Among the entries below, count each line holding the word "cloud". Write only the number.

= RECORDS FOR THE TASK =
=== Begin Enclosure ===

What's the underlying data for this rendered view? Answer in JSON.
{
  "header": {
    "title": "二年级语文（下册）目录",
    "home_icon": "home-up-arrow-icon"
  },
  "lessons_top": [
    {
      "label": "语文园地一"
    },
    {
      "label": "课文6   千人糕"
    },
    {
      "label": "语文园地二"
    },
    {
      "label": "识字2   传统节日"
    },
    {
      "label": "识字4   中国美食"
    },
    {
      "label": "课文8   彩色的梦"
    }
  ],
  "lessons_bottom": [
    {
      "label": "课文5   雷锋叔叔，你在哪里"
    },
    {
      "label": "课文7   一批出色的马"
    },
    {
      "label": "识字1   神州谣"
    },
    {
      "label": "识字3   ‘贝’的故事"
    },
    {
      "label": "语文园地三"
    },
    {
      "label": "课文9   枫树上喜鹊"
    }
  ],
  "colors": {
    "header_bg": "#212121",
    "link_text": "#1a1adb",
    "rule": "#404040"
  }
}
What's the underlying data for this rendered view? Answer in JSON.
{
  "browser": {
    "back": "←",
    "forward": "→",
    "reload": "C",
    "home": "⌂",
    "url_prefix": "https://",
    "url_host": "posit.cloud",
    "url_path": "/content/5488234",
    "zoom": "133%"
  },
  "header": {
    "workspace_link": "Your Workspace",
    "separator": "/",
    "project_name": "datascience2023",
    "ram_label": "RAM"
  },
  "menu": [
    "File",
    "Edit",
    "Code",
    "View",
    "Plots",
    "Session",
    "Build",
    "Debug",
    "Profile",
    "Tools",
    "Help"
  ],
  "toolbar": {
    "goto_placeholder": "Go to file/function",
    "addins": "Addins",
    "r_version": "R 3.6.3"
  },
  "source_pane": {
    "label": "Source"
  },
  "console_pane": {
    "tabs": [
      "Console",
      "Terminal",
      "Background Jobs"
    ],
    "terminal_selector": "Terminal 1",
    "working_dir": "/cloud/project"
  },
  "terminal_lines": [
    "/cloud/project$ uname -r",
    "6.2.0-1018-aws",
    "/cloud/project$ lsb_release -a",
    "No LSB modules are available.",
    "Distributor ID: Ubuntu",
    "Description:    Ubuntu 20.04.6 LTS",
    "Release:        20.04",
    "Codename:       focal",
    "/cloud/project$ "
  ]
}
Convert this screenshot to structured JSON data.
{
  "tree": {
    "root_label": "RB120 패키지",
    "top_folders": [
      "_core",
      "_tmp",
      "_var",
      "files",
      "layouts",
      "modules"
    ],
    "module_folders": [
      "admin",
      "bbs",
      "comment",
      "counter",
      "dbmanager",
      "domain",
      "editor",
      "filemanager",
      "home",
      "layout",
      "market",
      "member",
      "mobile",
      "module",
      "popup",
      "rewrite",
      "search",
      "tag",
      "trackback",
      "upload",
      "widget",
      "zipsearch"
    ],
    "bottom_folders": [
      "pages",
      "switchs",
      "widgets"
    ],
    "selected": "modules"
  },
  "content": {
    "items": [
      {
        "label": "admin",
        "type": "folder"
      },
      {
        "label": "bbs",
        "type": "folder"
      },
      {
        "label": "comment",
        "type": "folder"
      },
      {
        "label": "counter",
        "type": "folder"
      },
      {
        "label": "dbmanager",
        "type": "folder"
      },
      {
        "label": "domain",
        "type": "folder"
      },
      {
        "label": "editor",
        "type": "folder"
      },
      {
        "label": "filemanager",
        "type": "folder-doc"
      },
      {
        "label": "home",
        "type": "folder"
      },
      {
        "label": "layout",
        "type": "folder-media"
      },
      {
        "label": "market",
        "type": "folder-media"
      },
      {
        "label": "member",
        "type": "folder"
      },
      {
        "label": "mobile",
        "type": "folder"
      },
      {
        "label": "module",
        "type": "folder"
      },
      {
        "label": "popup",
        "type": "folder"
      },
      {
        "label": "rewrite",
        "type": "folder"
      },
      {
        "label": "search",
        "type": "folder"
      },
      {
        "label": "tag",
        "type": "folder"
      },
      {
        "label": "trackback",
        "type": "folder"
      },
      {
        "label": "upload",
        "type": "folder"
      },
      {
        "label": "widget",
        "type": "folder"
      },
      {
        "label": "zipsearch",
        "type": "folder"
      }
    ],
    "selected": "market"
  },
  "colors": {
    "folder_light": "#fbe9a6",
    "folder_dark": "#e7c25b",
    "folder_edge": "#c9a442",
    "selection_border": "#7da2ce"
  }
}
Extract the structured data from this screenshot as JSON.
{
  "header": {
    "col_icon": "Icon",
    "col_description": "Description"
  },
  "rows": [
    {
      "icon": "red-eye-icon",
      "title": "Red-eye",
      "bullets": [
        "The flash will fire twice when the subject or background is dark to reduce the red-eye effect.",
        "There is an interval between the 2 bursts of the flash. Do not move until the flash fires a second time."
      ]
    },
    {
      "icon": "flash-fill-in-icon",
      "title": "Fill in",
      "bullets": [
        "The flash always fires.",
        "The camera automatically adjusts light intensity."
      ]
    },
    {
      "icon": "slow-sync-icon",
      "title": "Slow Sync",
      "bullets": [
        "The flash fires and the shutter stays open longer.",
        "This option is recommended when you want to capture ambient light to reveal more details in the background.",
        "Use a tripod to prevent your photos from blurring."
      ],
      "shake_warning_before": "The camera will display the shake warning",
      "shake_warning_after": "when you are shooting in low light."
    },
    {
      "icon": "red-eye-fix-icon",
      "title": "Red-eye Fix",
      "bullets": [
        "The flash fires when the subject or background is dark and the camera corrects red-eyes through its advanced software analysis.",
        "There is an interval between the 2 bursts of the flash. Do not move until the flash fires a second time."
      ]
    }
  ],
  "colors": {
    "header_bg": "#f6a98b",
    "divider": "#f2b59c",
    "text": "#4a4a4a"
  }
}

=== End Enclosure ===
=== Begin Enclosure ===

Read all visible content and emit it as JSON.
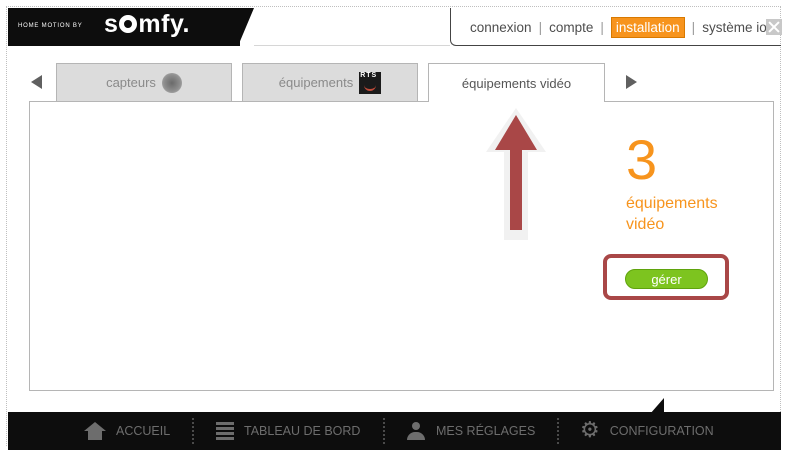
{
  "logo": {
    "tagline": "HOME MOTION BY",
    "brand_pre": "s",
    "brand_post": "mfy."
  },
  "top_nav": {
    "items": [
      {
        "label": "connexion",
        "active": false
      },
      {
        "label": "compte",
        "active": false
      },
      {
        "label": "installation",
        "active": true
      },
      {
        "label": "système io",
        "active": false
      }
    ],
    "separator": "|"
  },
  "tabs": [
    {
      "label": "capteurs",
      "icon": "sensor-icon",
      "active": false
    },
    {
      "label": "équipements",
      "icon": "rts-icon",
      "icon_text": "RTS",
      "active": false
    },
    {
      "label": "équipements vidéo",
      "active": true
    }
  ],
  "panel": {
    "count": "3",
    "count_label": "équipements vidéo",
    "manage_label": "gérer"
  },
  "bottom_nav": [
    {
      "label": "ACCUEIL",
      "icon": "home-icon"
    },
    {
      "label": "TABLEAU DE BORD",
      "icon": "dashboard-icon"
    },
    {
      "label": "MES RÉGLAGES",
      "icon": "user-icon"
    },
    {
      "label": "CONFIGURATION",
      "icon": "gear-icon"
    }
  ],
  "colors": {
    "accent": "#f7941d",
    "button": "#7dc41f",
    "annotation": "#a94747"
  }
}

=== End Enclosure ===
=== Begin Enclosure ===

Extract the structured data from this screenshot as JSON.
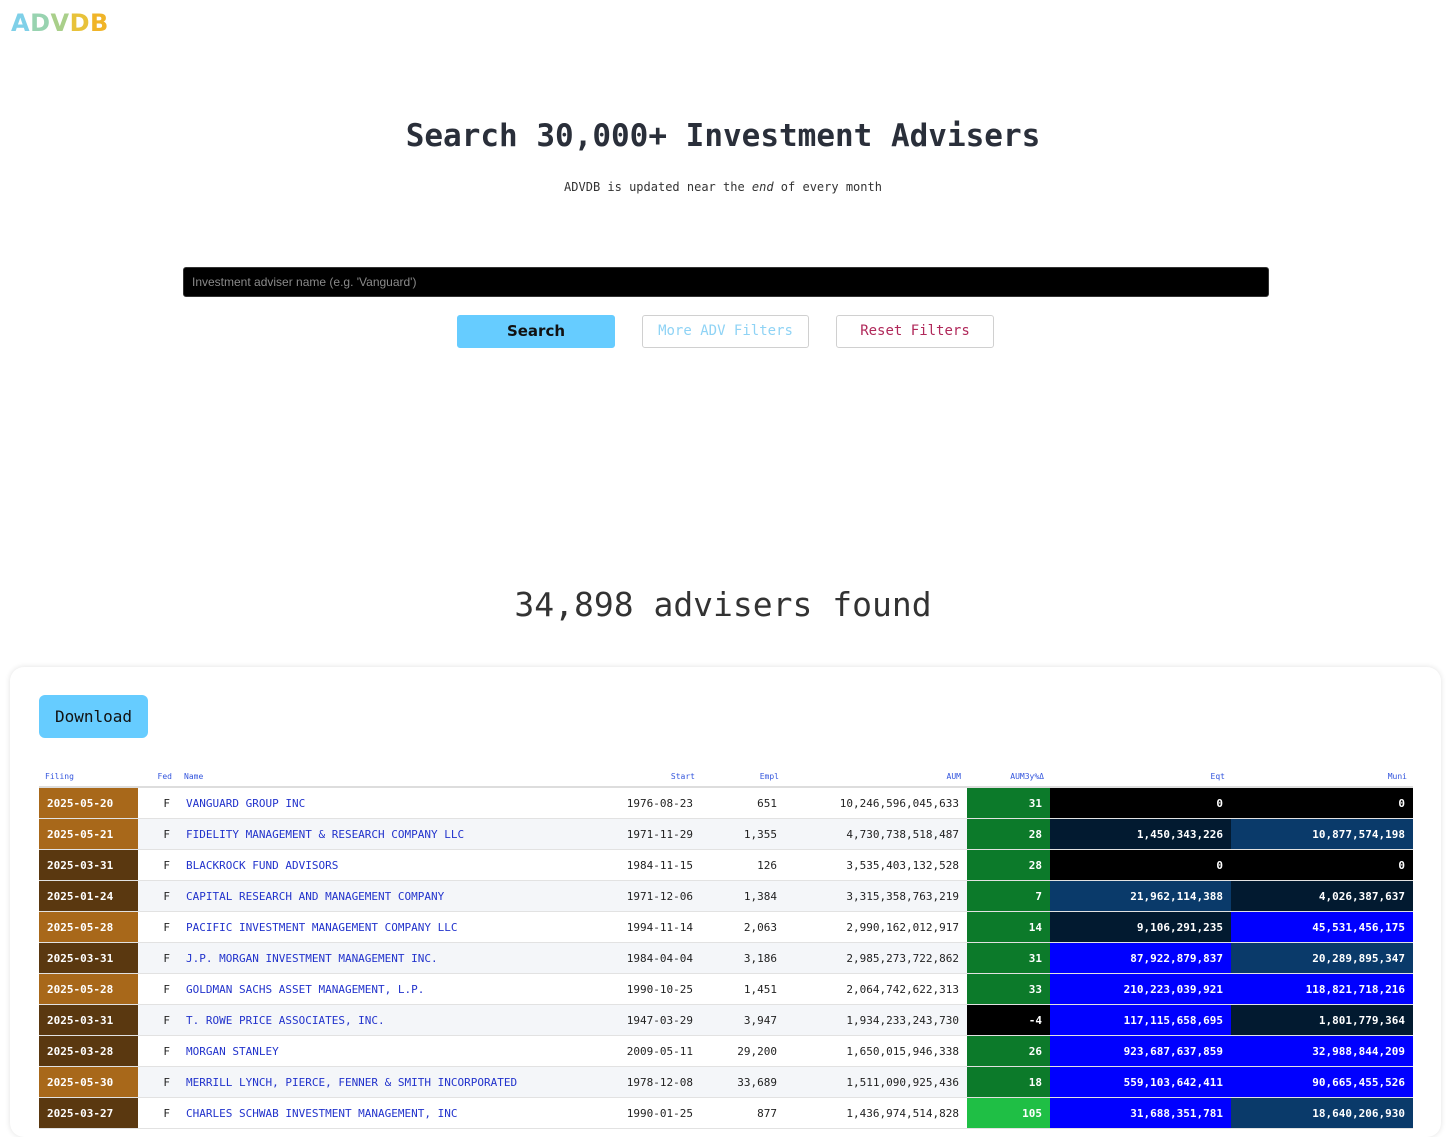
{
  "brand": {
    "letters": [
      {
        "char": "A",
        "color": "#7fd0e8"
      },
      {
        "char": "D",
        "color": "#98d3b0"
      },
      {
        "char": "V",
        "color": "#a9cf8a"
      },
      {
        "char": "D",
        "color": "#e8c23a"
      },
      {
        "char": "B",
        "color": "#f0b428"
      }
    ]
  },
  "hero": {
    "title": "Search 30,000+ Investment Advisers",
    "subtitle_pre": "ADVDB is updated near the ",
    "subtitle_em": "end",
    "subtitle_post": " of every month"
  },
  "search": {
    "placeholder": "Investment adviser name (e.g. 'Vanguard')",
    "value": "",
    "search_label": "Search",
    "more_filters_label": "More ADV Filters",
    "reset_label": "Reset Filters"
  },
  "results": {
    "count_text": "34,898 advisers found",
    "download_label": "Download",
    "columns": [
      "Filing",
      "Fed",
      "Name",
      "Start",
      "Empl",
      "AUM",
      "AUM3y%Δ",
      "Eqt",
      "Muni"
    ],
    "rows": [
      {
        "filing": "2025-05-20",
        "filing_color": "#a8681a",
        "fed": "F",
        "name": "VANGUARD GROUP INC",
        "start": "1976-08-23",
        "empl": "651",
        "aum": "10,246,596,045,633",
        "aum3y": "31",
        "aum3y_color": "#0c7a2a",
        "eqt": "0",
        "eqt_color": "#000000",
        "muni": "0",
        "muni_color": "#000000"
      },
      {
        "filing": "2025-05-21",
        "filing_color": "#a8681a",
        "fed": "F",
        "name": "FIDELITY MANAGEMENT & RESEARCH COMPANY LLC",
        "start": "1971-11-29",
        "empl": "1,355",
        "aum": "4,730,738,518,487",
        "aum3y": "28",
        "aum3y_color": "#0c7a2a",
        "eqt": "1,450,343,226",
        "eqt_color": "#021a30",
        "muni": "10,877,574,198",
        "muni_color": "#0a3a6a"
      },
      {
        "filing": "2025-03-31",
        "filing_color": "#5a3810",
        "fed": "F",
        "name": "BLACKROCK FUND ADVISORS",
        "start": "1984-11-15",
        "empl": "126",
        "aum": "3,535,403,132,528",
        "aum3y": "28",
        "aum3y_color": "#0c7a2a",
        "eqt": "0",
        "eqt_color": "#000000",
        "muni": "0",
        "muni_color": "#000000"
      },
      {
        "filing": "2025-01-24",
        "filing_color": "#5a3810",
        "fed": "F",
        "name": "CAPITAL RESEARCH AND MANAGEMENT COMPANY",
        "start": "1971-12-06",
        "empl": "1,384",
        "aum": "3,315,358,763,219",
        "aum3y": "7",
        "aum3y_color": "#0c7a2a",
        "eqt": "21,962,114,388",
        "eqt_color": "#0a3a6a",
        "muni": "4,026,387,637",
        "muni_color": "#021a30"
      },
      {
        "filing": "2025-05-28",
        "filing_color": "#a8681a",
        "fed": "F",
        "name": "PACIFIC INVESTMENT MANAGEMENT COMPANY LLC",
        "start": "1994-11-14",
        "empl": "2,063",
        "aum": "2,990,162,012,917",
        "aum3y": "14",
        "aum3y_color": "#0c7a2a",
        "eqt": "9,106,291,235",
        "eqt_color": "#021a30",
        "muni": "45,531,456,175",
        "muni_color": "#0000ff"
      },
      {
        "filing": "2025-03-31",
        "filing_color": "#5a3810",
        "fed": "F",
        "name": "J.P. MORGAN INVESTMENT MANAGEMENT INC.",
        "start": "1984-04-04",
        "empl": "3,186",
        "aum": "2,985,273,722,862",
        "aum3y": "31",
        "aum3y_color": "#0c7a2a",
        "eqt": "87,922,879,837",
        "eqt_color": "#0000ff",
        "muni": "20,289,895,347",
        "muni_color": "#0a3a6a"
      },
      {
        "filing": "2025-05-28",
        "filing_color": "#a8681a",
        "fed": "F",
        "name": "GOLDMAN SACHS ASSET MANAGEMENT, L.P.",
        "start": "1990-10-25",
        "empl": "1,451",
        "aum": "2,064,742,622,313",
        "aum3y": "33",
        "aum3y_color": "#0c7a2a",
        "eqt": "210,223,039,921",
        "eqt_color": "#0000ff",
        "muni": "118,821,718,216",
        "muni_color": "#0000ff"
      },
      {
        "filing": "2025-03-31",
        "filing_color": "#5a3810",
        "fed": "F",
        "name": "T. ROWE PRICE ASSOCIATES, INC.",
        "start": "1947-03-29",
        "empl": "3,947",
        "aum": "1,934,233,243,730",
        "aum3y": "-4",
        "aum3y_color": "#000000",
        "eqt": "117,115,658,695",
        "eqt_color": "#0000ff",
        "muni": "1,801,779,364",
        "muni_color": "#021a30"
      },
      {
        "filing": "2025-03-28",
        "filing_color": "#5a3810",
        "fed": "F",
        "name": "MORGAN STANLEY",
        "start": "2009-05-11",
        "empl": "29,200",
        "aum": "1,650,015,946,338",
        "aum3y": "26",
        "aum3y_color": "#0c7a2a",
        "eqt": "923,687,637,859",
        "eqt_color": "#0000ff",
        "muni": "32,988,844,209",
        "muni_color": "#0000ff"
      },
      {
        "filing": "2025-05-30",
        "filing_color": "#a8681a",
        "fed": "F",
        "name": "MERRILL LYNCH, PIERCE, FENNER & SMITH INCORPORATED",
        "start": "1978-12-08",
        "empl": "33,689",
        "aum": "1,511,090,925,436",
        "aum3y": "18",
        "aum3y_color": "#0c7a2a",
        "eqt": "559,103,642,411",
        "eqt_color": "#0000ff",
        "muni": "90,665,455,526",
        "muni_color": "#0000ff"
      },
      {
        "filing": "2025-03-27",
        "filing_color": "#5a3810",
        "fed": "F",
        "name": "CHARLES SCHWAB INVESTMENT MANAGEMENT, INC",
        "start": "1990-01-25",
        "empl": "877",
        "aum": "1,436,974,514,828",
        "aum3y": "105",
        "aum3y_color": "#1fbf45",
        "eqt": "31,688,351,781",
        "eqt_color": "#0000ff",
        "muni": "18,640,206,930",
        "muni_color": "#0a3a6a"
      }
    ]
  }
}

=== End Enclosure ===

= SOLVED PROBLEM =
5